Cassette wearHiggins
Oct 3, 2003 9:44 AM
I have just replaced the chain on my Campagnolo 10 speed setup. The shop thought I might have left it too long to replace the chain and said there could be problems with the chain jumping. Well, they were right. On my 'favourite' cogs the chain is slipping and jumping when under pressure. I found this out on a little 12 mile test ride. For most of the ride I used the cogs that I don't use very often to avoid the slipping. Obviously I need to replace the cassette. My question is, have I damaged my new chain by taking this short test ride? Or am I being paranoid?
No, but try not to put too many miles on, with theMR_GRUMPY
Oct 3, 2003 9:59 AM
old cassette. Just get a cheap(er) Daytona 10 speed cassette.
Just buy the worn cogs. nmSpunout
Oct 3, 2003 10:34 AM
re: Cassette wearHiggins
Oct 3, 2003 11:08 AM
So what about the chainrings in all of this? Should I be replacing those too?
Probably not, unless it skips in front.MR_GRUMPY
Oct 3, 2003 11:29 AM
How many miles?lyleseven
Oct 3, 2003 1:37 PM

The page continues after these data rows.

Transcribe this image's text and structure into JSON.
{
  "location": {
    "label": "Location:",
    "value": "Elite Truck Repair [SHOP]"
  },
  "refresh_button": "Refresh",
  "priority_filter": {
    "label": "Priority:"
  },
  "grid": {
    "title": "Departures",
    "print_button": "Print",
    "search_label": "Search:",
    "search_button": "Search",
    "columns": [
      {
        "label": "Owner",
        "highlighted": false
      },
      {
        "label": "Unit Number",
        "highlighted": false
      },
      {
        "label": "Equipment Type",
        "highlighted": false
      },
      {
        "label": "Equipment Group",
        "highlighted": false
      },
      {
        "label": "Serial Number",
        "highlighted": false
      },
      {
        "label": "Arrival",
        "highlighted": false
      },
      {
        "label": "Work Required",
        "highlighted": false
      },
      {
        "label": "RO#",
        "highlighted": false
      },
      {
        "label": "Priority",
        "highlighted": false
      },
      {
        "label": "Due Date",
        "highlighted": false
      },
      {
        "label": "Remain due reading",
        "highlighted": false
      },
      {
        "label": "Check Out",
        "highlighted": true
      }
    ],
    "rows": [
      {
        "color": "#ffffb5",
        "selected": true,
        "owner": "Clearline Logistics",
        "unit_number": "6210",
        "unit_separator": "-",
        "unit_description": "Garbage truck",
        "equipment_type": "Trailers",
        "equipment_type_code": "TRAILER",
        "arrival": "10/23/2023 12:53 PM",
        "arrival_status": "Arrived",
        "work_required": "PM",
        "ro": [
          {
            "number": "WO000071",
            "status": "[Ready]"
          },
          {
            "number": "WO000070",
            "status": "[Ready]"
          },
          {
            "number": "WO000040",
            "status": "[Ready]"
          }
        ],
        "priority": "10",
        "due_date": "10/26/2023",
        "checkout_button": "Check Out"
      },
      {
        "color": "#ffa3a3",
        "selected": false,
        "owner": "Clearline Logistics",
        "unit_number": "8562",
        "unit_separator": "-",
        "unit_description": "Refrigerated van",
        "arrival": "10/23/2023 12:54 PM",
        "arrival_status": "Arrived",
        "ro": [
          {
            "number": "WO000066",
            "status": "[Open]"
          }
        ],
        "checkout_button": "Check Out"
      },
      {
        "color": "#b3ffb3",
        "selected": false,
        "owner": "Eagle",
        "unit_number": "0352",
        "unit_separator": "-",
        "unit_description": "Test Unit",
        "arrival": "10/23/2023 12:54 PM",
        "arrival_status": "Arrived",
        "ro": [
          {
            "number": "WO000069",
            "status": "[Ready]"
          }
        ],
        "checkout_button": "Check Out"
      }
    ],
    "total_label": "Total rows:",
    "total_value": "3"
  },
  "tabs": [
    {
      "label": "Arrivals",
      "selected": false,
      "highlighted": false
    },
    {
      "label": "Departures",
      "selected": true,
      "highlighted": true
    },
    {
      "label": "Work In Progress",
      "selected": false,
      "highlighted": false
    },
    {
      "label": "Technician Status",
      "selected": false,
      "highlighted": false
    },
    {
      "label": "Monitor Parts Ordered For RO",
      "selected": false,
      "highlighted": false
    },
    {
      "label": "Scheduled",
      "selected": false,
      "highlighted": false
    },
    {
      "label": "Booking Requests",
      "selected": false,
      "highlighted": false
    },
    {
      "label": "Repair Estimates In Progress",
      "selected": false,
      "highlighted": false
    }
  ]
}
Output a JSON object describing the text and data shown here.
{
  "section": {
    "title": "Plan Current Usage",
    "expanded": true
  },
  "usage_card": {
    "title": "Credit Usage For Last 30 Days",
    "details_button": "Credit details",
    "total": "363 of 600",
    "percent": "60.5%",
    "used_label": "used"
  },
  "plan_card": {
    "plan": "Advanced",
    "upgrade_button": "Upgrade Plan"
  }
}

Buy the Campy Chorus steel cassette; they will long outlast the Ti versions. How many miles before you had to replace the chain?
How many miles?Higgins

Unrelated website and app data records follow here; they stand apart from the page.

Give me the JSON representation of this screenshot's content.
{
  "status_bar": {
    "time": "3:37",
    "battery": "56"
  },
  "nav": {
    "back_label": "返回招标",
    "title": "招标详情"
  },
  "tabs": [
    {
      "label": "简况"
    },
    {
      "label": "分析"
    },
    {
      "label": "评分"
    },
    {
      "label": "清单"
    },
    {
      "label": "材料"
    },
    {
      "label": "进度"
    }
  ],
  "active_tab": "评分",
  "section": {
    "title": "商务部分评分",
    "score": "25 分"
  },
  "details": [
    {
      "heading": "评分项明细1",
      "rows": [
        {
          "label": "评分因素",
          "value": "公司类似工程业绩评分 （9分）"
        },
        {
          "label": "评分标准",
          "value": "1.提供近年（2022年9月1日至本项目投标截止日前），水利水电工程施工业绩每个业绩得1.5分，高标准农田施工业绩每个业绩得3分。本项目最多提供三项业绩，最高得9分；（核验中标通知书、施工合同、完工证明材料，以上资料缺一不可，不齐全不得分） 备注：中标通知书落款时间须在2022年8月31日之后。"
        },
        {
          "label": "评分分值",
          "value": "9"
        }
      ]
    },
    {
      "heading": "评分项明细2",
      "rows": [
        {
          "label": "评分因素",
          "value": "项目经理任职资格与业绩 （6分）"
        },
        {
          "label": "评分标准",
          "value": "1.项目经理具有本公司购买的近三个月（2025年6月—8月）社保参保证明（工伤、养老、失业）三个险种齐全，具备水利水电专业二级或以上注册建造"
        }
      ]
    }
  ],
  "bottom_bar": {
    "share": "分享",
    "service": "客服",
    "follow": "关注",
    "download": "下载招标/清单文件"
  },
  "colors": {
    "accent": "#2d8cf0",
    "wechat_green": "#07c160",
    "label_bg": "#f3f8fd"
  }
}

Oct 3, 2003 4:06 PM
Well, I think I left it too long and I have probably done about 3,000 miles. The shop said I should change it every 1,500. All of this really confuses me - when to change cassette, when to change chain etc etc...
Something's wrong here!Kerry Irons
Oct 3, 2003 4:41 PM
If you keep your Campy chain properly cleaned and lubed, you should be able to get much more mileage than this. While I ride mostly on flat roads, I do weigh 180 lb. and I regularly get 10K miles out of a Record 9 chain and steel Chorus cassette.
Definitely!lyleseven
Oct 3, 2003 5:53 PM
Of course, the bike shop will tell you 1500 miles, but they are selling chains and cassettes to pay their rent. If you keep the chain and cassette clean (and I clean mine every few hundred miles) you should have no problem getting 3000 miles on a chain. Maybe there was some adjustment issue causing the chain to wear excessively. I have over 1000 miles on a campy 10 speed chain with hardly any evidence of wear. I plan to change it no soooner than 2500 miles at this pace.
3,000 miles is time, IMHO for a new chain. Cost-wise,Spunout
Oct 4, 2003 4:17 AM
it is the best thing to do. Also, performance and safety will be enhanced.

You can try to push 5,000 miles out of it, but then you are looking at new cogs or rings...but it isn't worth a $50 chain at 3,000.
Alternative approachdeHonc
Oct 6, 2003 2:10 PM
While all theses replies are valid - and I do change chains every 4000km (2500 miles), if your new chain skips on a few cogs don't panic! If you just keep riding, the new chain will mesh with the old cassette after a few hundred miles and you wont notice a problem - buy a new cassette and chain after another 5000 miles because then they both (chain and cassette) will be toast so you might as well get every last bit out of them. I don't know why its not common knowledge that a new chain will mesh with a worn cassette nerertheless its true. Front chainrings will be fine on that mileage.

Dan